On Wednesday, if the Fed Chairman announces a much slower pace of tapering in QE, he really is just promising to back-fill the increasing outflow of foreign investment in U.S. Treasury securities - some of which is Japanese based. Suppressing of U.S. interest rates at this point by continuing to make high levels of Treasury purchases as capital flows out of the U.S. will only work to strengthen the yen - and weaken the USD.
If the Fed announces that it will taper much quicker, this could serve as an eventual means to attract a stronger flow of funds back into the U.S. to finance the U.S. government deficit as well as the ongoing current account deficit. However, stronger tapering talk near term is a big negative for the stock market.
The Real Danger to the S&P500

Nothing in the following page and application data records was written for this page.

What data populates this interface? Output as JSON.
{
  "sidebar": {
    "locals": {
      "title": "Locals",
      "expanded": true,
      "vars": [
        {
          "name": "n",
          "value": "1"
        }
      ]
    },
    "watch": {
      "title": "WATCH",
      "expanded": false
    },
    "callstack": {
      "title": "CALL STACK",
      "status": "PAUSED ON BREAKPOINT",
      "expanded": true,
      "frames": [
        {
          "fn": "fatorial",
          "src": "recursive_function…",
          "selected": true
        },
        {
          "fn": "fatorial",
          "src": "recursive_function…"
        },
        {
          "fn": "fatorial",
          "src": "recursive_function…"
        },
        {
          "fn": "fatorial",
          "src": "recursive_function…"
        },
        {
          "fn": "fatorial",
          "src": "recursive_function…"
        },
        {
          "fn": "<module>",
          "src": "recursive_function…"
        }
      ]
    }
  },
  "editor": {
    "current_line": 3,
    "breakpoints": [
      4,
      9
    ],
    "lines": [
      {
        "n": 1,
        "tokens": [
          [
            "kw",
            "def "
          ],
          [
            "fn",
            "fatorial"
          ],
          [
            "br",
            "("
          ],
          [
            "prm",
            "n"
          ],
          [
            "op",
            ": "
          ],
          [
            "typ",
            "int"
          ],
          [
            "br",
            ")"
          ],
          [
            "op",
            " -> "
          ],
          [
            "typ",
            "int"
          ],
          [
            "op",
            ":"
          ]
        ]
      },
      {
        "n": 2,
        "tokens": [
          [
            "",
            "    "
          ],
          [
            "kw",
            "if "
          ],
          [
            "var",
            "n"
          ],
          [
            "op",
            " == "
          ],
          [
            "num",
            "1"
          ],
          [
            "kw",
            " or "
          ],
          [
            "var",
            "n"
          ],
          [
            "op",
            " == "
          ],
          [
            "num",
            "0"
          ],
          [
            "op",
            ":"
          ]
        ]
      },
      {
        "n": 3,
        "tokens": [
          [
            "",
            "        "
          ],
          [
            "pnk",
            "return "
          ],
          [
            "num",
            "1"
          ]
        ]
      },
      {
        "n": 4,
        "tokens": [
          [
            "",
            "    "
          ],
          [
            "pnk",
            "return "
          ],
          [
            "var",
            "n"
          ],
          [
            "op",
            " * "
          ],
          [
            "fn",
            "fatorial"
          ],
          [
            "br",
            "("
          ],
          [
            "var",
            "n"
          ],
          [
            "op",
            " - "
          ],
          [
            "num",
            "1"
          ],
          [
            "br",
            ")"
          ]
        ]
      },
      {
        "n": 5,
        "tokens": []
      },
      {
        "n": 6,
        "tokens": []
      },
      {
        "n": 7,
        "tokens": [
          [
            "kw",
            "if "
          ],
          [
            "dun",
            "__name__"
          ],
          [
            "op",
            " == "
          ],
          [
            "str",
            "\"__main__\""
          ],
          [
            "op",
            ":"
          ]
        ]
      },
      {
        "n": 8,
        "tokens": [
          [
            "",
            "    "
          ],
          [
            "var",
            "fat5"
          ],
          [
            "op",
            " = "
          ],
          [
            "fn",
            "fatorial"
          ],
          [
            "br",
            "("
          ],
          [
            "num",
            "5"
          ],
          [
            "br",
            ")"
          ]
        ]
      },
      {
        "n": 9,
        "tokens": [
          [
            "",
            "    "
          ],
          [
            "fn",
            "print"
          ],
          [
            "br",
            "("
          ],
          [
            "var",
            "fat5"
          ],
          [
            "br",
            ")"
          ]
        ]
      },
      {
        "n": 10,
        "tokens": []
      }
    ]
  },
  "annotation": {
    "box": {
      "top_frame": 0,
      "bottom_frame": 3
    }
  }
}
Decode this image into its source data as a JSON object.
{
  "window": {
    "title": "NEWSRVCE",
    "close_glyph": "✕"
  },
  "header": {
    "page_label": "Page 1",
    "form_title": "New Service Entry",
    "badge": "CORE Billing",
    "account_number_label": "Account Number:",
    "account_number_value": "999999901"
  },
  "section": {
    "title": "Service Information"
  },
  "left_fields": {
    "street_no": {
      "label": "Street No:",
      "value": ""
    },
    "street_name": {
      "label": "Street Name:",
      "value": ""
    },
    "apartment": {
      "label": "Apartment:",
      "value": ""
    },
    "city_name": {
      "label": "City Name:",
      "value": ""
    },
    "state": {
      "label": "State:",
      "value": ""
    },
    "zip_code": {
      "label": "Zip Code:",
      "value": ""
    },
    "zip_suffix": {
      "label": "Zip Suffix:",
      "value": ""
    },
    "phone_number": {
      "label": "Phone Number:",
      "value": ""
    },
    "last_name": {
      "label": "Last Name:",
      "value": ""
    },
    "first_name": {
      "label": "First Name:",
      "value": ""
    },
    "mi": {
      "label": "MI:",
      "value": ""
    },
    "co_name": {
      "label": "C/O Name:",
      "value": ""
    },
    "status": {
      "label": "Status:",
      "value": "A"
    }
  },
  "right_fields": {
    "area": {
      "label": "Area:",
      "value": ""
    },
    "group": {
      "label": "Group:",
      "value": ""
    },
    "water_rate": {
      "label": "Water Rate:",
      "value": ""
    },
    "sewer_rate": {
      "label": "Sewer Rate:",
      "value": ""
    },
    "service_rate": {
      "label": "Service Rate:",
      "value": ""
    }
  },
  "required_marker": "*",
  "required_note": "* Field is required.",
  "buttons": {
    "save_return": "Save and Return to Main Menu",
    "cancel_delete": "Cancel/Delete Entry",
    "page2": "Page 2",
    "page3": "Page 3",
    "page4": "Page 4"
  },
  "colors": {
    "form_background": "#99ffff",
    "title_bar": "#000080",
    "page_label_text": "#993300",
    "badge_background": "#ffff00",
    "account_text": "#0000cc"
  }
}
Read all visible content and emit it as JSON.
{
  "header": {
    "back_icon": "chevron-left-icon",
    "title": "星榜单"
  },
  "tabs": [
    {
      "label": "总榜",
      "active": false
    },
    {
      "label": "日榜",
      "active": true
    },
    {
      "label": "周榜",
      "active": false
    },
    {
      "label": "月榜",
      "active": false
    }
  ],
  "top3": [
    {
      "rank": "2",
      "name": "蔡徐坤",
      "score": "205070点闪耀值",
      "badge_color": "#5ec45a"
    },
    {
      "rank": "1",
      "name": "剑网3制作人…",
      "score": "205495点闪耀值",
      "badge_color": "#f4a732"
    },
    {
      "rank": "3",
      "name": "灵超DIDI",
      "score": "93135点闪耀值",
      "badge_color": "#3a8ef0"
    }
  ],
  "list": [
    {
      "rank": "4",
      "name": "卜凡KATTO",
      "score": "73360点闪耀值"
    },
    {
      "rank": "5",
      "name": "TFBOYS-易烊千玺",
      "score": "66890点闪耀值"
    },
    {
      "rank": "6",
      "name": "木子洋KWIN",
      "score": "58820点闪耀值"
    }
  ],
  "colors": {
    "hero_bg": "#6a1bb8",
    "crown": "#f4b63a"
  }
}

The information about what is happening from a Japanese market perspective is informative, if not outright concerning for the S&P500 investors taking new positions now. What is propping up the U.S. market right now is fear - fear that U.S. interest rates will rise. Japanese investors are exiting the bond markets worldwide even as their domestic policy supplies an even greater level of financial liquidity. Additionally, the Bank of Japan, and other worldwide central banks are lowering reserve levels of U.S. Treasury securities. Some of this activity may be a direct result of Jack Lew's public statements on May 10, that Asian countries that enter the U.S. Treasury market to weaken their currency with purported "domestic stimulus expenditures" will be heavily scrutinized.
Whatever the rational, the data reflect a cascade of pressure on the U.S. Treasury market to unwind. In reality, what was once a QE program to add domestic market liquidity to encourage investment and somehow promote job growth is turning into a revolving facility to off-set foreign sales of Treasury bonds.
The Fed's $85B a month budget may not be enough to cover the total outflow, which might be encountered if selling pressure continues. I track the foreign purchases of U.S. Treasuries, which is currently at a near all-time high of 47.5% on the Financial Calculus website. The April release of the foreign purchases was interesting. It shows a .8% down-tick in relative foreign positions from March to April - with many countries in Europe as well as Japan being the sellers. I expect a higher downtick in May.
The outflow of funds in this fashion from foreign investment usually does not end well for the U.S. stock market if it continues for any length of time. In the time frames over the past 50 years where there has been a net outflow of U.S. Treasury bond investments by foreigners, the most significant downward change happened in late 1999 into the year 2000. This move preceded a sharp move downward in the stock market. A similar movement of foreign investment happened in 1973-74. With the precariously high level of foreign investment today, this issue is the number one specter, in my opinion that is hanging over the market.
Investing Strategy Today
My advice is that the Japanese resident investors seem to be taking the most rational approach to investing at this point. Reduce high-duration bond and risky equity positions, re-trench and wait for a better entry point. This is because the reason that U.S. rates are rising is not primarily economic activity, as many would like to believe, it is because of an exodus of capital - which the strengthening of the yen reflects. Hiding out in the stock market for protection in this scenario is not a very good idea. Taking new positions right now is probably bailing out someone who is lucky to be getting out of a busted carry trade.